Joe Solmonese, president of the Human Rights Campaign (HRC), suggested last week that the federal government treats pets better than gay spouses.

In a statement released on the group's blog, Solmonese said: “Current law puts federal workers' parrots ahead of their partners. It is time for Congress to act to put people first and extend health care benefits equally to all of their employees.”

The president of the nation's largest gay rights group was referring to the fact that federal workers can buy into insurance policies for their pets, but not a gay or lesbian partner.

Legislation sponsored by Connecticut Senator Joseph Lieberman in the Senate and Wisconsin Representative Tammy Baldwin in the House that would end the inequality has cleared committees in both chambers but awaits floor action.

Under the Domestic Partnership Benefits and Obligations Act of 2009 (DPBO), the spouses of gay and lesbian federal employees would be eligible for certain benefits, including health benefits, currently barred by the Defense of Marriage Act (DOMA), the 1996 law that prohibits federal agencies from recognizing gay unions.

A Congressional Budget Office (CBO) survey estimates that .33 percent of federal employees would choose to register a gay partner.

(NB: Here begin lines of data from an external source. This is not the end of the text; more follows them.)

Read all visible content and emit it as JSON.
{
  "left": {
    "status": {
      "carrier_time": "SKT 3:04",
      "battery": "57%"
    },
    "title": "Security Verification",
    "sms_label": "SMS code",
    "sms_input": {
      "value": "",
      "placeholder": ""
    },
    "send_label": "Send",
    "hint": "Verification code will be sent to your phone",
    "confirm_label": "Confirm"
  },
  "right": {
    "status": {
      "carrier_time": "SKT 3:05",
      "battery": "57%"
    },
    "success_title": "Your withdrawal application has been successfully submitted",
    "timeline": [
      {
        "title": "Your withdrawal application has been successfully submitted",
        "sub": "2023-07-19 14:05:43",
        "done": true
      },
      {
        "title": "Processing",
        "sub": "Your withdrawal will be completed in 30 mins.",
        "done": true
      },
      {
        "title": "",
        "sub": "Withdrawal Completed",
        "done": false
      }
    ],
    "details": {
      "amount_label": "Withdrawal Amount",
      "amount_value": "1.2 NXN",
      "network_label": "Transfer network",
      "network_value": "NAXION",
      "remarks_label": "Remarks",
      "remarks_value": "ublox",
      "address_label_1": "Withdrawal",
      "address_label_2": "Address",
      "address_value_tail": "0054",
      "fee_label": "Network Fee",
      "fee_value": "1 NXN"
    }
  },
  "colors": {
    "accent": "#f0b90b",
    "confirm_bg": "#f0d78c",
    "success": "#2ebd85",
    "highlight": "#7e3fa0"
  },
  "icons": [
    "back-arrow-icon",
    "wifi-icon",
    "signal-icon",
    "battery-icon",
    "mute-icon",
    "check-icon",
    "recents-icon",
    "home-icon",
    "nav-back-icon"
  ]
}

President Barrack Obama has stated his support for the bill. But neither Senate Leader Harry Reid or House Speaker Nancy Pelosi have signaled interest in tackling the measure before the November midterm elections.